(Entries from a dataset of interfaces)

+-------+

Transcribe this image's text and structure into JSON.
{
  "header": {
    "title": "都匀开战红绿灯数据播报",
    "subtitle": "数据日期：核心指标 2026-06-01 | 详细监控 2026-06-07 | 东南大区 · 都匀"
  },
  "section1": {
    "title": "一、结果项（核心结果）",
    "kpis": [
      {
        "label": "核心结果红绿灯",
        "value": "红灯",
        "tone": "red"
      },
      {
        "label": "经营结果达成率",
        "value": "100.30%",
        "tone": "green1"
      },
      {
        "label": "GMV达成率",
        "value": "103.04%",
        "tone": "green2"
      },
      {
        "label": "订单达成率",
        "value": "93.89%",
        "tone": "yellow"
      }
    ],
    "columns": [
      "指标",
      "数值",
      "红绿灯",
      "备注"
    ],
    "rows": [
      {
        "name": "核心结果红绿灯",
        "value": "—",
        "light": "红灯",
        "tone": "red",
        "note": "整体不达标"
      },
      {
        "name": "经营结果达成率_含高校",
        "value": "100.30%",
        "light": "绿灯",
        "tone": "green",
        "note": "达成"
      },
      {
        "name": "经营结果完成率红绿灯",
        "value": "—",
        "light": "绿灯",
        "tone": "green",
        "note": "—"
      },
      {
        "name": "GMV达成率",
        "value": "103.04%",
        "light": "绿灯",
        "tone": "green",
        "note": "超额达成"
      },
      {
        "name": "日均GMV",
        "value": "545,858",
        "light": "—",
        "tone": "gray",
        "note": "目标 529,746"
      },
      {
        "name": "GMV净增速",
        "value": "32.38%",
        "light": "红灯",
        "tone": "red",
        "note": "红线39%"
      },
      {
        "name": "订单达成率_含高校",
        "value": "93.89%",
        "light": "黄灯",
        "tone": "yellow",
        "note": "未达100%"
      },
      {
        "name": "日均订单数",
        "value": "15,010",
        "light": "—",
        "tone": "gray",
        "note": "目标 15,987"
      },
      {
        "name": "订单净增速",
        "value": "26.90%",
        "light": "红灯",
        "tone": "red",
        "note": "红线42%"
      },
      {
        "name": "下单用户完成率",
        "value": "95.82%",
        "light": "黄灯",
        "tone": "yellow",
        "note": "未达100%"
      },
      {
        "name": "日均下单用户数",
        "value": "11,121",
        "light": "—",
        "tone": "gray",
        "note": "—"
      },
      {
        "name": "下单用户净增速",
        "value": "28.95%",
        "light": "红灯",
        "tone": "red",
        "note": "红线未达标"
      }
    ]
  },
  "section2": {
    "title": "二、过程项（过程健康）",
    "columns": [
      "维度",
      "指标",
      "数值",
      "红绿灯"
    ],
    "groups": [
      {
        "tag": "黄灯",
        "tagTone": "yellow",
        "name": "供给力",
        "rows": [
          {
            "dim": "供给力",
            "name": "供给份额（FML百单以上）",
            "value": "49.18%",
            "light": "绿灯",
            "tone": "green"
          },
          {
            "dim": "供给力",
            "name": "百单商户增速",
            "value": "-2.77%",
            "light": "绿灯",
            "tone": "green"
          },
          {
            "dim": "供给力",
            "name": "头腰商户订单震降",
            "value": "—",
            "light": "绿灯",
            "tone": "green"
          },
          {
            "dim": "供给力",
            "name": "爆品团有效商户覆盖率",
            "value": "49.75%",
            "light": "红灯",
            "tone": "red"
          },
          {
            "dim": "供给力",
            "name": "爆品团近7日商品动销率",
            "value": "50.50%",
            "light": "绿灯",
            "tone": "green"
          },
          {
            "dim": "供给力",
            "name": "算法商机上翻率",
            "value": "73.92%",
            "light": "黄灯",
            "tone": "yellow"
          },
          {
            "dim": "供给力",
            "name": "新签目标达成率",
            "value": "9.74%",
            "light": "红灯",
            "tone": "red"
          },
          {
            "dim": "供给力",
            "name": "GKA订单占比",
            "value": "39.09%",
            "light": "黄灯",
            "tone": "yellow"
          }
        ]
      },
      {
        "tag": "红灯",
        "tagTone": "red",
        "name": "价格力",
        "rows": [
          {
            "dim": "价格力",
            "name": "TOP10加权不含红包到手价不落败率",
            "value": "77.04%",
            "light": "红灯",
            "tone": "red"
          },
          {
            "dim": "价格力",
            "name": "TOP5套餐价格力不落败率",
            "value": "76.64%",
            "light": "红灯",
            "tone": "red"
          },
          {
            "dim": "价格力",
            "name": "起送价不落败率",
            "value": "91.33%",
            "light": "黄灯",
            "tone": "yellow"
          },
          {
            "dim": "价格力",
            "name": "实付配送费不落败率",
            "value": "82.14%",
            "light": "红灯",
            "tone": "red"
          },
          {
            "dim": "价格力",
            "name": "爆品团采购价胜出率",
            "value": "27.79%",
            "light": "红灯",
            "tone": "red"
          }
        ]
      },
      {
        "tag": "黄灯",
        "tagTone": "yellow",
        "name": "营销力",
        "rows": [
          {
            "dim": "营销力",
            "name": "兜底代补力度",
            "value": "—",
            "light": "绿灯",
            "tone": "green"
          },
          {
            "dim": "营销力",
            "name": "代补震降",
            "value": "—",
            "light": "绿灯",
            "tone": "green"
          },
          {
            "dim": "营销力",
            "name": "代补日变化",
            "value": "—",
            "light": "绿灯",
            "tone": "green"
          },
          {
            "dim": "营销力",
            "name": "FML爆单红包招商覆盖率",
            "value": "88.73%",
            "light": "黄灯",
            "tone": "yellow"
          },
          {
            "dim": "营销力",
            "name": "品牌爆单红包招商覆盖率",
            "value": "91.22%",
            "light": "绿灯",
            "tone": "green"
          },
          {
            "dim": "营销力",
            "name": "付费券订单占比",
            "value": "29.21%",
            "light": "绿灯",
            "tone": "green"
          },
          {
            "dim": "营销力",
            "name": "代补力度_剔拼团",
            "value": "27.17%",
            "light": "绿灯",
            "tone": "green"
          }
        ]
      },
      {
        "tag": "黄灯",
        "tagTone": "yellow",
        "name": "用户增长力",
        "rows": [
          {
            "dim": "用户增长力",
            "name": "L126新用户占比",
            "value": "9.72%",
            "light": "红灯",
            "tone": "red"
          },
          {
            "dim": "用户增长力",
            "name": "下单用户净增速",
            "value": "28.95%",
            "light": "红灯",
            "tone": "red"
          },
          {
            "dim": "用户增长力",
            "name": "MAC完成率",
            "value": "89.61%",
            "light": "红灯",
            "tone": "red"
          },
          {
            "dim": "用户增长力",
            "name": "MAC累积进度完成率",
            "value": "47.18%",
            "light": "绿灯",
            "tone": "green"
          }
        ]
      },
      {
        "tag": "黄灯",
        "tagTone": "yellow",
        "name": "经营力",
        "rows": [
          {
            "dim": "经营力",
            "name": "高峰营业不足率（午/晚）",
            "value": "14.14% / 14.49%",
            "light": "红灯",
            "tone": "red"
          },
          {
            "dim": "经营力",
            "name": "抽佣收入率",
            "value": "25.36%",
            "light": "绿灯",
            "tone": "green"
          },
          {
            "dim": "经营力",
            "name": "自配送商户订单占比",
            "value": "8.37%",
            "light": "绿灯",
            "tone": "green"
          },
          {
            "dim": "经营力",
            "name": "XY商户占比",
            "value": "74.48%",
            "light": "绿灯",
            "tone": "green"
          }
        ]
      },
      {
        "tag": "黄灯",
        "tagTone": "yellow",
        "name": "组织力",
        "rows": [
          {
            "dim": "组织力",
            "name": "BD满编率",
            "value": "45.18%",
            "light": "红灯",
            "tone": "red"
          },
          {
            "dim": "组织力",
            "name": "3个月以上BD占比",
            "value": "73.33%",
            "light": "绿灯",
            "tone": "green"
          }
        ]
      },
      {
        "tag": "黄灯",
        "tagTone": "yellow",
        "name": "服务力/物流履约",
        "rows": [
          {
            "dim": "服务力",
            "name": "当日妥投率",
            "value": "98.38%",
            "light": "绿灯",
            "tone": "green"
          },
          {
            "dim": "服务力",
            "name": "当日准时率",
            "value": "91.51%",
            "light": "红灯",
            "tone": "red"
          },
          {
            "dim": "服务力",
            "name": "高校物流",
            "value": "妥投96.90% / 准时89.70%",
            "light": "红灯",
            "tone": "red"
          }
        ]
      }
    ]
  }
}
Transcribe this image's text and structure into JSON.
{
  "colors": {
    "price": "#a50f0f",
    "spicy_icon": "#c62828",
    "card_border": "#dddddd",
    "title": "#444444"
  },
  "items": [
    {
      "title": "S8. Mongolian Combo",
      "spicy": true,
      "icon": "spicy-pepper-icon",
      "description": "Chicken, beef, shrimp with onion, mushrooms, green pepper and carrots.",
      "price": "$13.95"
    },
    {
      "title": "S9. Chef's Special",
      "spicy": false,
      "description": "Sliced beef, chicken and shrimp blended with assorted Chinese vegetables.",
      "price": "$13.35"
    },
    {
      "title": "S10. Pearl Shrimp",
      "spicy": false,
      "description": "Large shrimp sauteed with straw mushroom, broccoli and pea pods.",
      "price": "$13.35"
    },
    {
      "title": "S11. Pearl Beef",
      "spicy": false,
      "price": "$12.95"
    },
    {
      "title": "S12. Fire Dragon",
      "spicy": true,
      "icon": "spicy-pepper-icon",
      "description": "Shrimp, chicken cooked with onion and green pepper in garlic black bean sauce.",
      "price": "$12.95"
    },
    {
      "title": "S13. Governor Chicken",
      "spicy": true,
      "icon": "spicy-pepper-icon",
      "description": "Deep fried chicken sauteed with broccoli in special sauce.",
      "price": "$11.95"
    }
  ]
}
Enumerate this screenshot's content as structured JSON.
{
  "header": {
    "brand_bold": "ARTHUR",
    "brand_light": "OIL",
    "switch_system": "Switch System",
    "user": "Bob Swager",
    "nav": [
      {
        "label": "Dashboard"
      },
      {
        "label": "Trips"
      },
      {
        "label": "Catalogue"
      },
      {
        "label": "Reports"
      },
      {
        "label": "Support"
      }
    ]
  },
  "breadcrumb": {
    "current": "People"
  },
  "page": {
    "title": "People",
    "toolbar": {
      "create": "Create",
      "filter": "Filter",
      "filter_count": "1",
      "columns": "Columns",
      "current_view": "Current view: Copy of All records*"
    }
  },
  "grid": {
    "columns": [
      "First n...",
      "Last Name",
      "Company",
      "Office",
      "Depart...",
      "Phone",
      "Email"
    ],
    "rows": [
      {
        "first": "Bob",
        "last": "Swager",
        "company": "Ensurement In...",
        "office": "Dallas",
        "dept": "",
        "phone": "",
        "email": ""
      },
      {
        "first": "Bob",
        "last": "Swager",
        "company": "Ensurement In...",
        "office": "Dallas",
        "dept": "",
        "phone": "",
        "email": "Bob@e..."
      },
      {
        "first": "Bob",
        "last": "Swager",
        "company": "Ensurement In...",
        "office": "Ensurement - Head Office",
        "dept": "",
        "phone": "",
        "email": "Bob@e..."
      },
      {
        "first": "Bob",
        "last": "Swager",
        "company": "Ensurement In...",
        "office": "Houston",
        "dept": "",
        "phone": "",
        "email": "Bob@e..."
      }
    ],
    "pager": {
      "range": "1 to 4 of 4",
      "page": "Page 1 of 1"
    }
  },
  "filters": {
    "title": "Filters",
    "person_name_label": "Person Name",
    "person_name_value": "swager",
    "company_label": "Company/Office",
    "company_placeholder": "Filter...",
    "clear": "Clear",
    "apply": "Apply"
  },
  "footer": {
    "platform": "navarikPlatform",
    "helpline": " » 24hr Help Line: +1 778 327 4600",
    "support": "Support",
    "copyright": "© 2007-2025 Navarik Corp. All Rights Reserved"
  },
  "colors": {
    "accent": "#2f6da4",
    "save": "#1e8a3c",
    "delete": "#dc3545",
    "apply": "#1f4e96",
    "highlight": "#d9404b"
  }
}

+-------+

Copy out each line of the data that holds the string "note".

• [SOLUTION FOR THIS EXERCISE]
        "note": "整体不达标"
        "note": "达成"
        "note": "—"
        "note": "超额达成"
        "note": "目标 529,746"
        "note": "红线39%"
        "note": "未达100%"
        "note": "目标 15,987"
        "note": "红线42%"
        "note": "未达100%"
        "note": "—"
        "note": "红线未达标"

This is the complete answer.